1. It’s faster than going to court
Did you know that a “traditional” divorce in court can take weeks or even months to process, depending on the complexity of the divorce? If there are child custody issues, significant assets to divide, and various disagreements between parties with lawyers fighting on both sides, the divorce process can truly drag on indefinitely. With divorce mediation, couples often reach all the major necessary agreements within 12 hours of starting the process. This doesn’t include the time it takes to file the paperwork with the relevant authorities, or any attorney time that will be needed to complete necessary forms (depending on where you live). But on the whole, mediation makes the process a lot faster.
2. Your privacy stays intact
Another rough thing about having a courtroom divorce is that you lose a lot of privacy, since those court records are public by law. If you don’t want the details of your divorce exposed in that way, divorce mediation is a great alternative because it entails a confidential process by which couples can preserve many aspects of privacy during the divorce process.
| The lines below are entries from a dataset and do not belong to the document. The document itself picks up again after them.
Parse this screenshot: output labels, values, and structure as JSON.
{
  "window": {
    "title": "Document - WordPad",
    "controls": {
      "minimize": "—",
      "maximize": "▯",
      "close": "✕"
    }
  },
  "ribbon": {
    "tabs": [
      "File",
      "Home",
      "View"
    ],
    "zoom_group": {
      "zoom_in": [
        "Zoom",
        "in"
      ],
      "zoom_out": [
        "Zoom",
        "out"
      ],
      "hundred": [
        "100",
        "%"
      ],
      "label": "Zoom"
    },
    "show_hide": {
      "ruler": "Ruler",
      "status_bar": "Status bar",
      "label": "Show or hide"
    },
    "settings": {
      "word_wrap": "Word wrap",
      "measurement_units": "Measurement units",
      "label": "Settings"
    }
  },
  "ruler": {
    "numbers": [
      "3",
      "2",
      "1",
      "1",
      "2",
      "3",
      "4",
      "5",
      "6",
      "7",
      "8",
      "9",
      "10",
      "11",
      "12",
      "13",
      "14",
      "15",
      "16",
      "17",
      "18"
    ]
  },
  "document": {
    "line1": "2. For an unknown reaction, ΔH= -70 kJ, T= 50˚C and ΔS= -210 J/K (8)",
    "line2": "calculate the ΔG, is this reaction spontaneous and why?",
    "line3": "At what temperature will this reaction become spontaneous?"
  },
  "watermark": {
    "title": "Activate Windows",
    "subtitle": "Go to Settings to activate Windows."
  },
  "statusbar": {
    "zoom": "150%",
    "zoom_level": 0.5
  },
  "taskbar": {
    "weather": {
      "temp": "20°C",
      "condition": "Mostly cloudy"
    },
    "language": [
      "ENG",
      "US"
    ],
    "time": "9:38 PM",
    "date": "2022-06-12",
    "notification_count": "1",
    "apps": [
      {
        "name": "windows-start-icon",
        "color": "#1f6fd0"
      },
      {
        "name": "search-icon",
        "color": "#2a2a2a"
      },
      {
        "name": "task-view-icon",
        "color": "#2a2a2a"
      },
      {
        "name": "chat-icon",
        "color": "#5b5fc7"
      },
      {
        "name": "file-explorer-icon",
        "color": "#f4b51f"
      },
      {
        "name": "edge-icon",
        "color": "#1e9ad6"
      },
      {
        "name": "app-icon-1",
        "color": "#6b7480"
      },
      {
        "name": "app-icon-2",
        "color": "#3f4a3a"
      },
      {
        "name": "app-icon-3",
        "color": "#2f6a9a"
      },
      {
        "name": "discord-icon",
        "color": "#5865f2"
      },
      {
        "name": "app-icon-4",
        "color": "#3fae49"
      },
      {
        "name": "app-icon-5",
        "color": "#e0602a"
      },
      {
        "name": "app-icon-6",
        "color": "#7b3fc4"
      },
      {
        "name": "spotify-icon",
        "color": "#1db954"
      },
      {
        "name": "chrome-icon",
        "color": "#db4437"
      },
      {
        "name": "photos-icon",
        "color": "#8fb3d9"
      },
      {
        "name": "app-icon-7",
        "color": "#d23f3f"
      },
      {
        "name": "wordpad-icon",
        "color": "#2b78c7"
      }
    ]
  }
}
3. It’s cheaper
Imagine the legal fees incurred in a long and contentious divorce, where both sides have hired attorneys to fight tooth and nail for their interests. You might not even have to imagine it — you or someone you know might have been through it before! It’s possible to throw a lot of money away on arguments during divorce. Mediating those differences in a more efficient way can save a lot of money.
4. It’s better for the kids
What happens when a contentious and bitter divorce involves children and child custody issues? If the divorce is long and difficult, and if one or both parties are disgruntled with the results, the co-parenting situation can be worse for the kids. Mediation focuses more on what matters: Long term solutions and equilibrium that is best for everyone involved. There many not be anything such as a perfect divorce, but there is a best possible scenario for everyone involved — especially the children.
5. It takes things out of the judge’s hands
When you go through a standard courtroom divorce, where both parties are relying on a judge to make decisions that the divorcing couple were unable to make on their own, you’re essentially giving the power of your decisions to someone else. Divorce mediation keeps that power within the scope of the divorcing couple by focusing on constructive dialogues and solutions that lead to efficient outcomes, both in terms of parenting and finances.